So now we wait for Milly to emerge as a beautiful butterfly.  The cocoon is very pretty – it almost looks like there are glistening gems on the outside.  I’m not sure how long this will take, but we await the arrival.

I can’t wait for her release.  I wish I could tag along on her migration to Mexico for the winter!

Post script

Well, this past weekend, Ryan went to visit some friends in Ohio.  And Milly decided to meet the world.  It was such an extraordinary thing to watch.

On Saturday morning, the cocoon looked black.  Not knowing what had happened, I asked Mr. Google and sure enough, the metamorphosis was beginning.  It was either that or the dreaded Black Death.  Don’t ask.

Darkening

Darkening

I took the box outside to get some better light, and we could see the very definition of a monarch butterfly wing, all curled up and ready to explode out of it’s tiny house.  I took some pictures to send to Ryan.  I was so upset that he was going to miss this.

In the sunlight

In the sunlight

That night, we returned from our outings to find an empty cocoon, and Milly was laying at the bottom of the box in a pool of red liquid.  This did not seem good.  And indeed it was not.  

Milly’s wings never did open fully.

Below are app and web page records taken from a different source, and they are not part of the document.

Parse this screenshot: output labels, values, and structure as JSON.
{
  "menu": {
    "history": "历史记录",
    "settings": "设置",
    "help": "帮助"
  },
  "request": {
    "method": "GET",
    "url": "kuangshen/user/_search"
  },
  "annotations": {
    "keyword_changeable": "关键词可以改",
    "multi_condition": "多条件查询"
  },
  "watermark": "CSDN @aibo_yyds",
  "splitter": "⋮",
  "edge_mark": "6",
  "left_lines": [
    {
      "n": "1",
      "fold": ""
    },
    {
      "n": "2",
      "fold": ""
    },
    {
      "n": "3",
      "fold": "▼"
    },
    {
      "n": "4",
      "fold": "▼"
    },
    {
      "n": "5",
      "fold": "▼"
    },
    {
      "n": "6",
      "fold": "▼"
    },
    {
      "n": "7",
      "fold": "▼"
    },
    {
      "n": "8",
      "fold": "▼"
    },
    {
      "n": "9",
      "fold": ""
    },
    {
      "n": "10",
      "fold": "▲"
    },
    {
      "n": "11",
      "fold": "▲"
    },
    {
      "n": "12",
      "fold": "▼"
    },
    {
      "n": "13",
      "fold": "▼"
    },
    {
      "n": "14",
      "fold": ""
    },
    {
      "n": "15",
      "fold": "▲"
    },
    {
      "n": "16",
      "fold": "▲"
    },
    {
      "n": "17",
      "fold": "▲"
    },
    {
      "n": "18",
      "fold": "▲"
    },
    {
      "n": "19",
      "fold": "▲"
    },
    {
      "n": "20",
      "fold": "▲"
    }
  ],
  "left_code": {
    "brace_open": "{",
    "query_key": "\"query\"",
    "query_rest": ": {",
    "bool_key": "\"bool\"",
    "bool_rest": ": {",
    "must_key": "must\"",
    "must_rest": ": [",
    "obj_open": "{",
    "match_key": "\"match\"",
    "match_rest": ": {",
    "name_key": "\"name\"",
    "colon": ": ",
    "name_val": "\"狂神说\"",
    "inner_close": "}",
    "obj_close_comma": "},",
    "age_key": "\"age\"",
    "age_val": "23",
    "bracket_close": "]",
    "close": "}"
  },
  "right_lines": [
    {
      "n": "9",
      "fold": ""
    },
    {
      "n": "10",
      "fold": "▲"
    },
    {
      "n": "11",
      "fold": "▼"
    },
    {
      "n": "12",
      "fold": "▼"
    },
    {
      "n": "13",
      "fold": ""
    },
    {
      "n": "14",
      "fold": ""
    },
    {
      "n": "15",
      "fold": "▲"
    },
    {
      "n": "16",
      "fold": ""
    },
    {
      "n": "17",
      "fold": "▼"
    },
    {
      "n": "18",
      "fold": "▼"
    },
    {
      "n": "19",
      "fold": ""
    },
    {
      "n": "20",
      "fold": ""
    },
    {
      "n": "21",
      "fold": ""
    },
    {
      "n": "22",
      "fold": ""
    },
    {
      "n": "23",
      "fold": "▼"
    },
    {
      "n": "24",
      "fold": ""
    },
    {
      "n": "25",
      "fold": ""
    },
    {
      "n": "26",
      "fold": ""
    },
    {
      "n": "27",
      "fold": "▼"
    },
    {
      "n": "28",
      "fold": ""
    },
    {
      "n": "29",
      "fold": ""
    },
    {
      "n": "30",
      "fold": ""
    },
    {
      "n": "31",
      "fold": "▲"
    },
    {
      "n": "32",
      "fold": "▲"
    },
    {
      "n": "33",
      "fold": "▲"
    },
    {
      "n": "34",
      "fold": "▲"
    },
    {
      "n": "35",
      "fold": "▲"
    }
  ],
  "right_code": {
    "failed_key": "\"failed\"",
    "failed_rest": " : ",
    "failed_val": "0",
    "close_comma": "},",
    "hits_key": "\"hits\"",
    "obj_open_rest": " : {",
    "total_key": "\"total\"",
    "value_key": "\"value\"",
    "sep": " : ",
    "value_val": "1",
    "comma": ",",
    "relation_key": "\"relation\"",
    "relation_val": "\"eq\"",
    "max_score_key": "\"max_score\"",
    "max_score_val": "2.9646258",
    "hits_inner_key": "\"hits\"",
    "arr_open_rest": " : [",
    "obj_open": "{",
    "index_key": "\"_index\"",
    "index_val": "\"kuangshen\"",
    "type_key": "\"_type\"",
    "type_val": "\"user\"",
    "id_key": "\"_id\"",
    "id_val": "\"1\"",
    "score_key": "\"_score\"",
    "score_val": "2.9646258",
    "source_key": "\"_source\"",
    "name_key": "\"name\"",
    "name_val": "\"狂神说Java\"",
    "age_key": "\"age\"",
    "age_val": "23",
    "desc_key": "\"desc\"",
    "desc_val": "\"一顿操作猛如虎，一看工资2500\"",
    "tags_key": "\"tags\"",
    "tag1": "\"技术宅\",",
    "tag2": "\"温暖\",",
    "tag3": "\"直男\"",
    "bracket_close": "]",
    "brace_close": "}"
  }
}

a butterfly at last

a butterfly at last

From what I’ve read, very few monarchs evolve successfully.  And Milly did not beat the odds.  It seems that she was supposed to spend more time hanging from the cocoon, and her fall from home was much too soon.  That liquid pool that she was laying in was supposed to be pumped through her wings.

This little butterfly will not be making it’s way to Mexico.